I didn’t know him. But I wanted to talk to him. Most homeless folks are white men between thirty and sixty, and he was just such a fellow, sitting on the upper end of that age spectrum. I was stuck for something to say. Time to resort to the old standby:
“Been in Seattle long?”
“Um. Uh. I lived here long time ago.”
“I came back,” he said. “Did a lot of time.”
“Well, I’m glad you’re–”
“This is, this is probably the best place to be homeless in the state.”
That’s definitely true. I agreed. “There are good resources here, yeah,”
“I was in Spokane they didn’t have aaany–”
“They try to put you away for bein’ homeless,”
He was taller and thin, with wire-frame glasses from another decade and one of those burnt yellow suede construction trucker jackets, thick for breaking chill wind, the kind you maybe used to see more often in years past.
“Oh gosh,” I said. “I’m glad you’re here. Hopefully you know, six months from now you’ll get on the bus and tell me, ‘I have a, I found a place,”
“Hopefully sooner than–”
“Hopefully sooner than that, yeah. That’s one a my favorite things about this job actually, when I, when I uh. Just today actually, earlier today this guy came up to me and said that exact thing he’s like, ‘I finally found an apartment.’ I love hearing that, you know. It does happen. I wish there was… there’s so many great resources here but I wish they were easier to know about.”
Wouldn’t this be a good idea? Perhaps a card to hand out which amalgamated all the major resource entities, what they provided, hours, addresses and the like? I feel like I’ve heard of other cities which do this. Such an item would be immeasurably more useful than seventy-five cents or half a cheeseburger.
“They seem sort of scattered and unconnected,” I continued.
“There’s great organizations,”
“But they’re gonna give you everything but housing. ‘Cause this is prime fuckin’ real estate.”
“Yeah it is, yeah. I’m wondering if twenty years from now we’re all gonna have to move to Tacoma or something. I hope not, but yeah.”
“Well on top of it, a lot of people are homeless by choice.”*
“Yeah and I have to like,”
Not quite what I was going to say. “Well, I have to like, give everyone the exact same treatment because I don’t know if it’s by choice or not by choice, and if it’s not by choice I wanna help ’em out as much as possible, but I can’t question which it is, I just have to help ’em. ‘Cause I don’t know which it is.”
“Yeah. ‘Cause some folks just wanna get high and,”
“Yeah. And it makes it hard for folks, like yourself, who’re actually trying to do something.”
“Well you know, I got a drug problem myself, but I’m fighting it.”
“You’re a good guy. That’s worth the fight, man.”
That may read as tacky from the comfort of our desk or phone, but it felt fresh and right in the moment. Because nobody says you’re a good guy, you’re a nice guy, not out here on the street at this time of night. It means something in that realm, a spark of genuine care, and I could tell he appreciated it.

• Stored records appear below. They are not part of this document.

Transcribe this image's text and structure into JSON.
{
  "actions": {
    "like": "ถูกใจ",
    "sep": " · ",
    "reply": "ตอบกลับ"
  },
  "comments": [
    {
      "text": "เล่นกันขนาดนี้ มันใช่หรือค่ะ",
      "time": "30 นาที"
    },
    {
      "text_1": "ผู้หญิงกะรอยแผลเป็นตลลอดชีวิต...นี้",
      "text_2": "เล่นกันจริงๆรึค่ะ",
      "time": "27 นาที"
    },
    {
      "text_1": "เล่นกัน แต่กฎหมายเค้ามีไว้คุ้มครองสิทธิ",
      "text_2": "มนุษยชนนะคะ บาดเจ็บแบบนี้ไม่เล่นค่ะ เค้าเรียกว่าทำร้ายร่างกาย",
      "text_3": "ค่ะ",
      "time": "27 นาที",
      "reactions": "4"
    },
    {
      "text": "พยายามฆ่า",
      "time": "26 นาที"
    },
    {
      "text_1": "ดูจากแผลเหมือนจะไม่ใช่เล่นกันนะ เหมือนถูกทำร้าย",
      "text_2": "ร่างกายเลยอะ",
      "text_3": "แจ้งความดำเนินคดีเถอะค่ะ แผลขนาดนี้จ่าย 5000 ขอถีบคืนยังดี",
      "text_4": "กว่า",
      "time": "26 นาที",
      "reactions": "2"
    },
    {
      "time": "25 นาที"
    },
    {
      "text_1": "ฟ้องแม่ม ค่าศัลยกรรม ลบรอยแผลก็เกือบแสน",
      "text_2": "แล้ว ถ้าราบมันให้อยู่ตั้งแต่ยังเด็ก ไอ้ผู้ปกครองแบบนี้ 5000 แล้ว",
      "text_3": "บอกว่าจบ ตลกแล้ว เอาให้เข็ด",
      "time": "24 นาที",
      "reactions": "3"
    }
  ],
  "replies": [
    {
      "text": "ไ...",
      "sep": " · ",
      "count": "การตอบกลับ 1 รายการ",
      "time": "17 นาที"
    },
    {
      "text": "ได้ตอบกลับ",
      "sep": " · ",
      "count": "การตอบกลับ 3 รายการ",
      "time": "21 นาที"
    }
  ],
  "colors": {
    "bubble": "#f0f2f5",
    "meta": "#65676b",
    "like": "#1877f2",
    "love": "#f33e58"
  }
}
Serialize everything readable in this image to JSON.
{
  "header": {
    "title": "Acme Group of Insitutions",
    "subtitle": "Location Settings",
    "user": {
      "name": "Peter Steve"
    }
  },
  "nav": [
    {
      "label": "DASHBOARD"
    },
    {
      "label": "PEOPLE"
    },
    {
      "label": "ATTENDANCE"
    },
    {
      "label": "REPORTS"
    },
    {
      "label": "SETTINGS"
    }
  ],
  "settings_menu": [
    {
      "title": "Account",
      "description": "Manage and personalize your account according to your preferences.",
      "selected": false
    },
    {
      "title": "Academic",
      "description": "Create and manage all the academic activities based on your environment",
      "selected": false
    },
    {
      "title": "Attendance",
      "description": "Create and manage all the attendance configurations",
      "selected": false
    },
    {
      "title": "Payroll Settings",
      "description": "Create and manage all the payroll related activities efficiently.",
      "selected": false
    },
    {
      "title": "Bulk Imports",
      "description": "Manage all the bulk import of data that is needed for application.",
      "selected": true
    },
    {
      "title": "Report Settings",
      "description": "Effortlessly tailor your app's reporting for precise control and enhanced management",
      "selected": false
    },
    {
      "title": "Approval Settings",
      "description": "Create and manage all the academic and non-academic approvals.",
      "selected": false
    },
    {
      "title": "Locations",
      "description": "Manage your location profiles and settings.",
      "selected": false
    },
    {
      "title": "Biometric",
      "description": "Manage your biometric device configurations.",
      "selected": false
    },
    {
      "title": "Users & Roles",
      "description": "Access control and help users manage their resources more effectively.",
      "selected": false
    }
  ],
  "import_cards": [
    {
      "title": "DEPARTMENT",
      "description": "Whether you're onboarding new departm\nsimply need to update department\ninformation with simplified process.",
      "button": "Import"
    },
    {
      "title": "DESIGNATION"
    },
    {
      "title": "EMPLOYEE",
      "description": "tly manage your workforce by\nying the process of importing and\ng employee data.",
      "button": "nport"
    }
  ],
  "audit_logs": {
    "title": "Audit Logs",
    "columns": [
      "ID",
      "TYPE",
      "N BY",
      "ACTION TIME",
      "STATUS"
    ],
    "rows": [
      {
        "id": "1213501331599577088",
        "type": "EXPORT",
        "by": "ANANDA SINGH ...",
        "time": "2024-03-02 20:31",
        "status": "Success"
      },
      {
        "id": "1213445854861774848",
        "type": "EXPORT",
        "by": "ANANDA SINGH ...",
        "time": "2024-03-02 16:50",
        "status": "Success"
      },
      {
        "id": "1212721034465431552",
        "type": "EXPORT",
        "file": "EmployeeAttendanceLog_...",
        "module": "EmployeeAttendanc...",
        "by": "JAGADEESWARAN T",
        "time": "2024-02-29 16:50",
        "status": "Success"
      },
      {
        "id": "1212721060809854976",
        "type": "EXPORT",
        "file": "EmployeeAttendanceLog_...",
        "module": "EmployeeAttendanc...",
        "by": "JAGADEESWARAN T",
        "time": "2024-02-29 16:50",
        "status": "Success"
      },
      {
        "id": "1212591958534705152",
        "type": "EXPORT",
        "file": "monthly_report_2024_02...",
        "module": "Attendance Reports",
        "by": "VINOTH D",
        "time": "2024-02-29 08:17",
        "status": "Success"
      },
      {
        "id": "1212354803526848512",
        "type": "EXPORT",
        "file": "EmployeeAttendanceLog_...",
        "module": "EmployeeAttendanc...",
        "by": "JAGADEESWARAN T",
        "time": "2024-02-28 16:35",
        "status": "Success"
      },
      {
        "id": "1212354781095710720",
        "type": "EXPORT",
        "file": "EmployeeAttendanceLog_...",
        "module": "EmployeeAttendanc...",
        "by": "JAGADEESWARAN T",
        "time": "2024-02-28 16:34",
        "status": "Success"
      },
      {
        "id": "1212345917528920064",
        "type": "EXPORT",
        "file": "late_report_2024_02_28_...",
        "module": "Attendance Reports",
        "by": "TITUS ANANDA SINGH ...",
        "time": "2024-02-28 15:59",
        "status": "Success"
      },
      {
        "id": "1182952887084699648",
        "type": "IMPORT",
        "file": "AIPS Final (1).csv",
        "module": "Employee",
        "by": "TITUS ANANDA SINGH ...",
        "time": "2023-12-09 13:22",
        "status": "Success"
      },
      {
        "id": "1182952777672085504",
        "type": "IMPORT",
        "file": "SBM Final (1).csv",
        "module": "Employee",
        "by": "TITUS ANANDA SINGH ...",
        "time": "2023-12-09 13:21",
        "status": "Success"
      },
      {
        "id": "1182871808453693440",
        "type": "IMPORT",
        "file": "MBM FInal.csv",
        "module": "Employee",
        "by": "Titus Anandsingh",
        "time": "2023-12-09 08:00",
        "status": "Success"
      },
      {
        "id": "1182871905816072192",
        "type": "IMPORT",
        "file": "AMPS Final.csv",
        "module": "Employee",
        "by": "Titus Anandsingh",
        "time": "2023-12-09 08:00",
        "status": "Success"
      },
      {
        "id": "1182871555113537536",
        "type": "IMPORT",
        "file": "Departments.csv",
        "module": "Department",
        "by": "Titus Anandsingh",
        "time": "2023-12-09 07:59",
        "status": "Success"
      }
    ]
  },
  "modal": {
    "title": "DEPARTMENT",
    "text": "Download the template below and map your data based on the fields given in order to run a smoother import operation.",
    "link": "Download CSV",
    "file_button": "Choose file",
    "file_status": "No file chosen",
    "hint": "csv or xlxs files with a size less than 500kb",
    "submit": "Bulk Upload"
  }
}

Sparks like that can be the tipping point from a bad night into a good one.
*A thorny and gargantuan can of worms I’ll address in an upcoming post.
Nathan Vass is an artist, filmmaker, photographer, and author by day, and a Metro bus driver by night, where his community-building work has been showcased on TED, NPR, The Seattle Times, KING 5 and landed him a spot on Seattle Magazine’s 2018 list of the 35 Most Influential People in Seattle. He has shown in over forty photography shows is also the director of nine films, six of which have shown at festivals, and one of which premiered at Henry Art Gallery. His book, The Lines That Make Us, is a Seattle bestseller and 2019 WA State Book Awards finalist.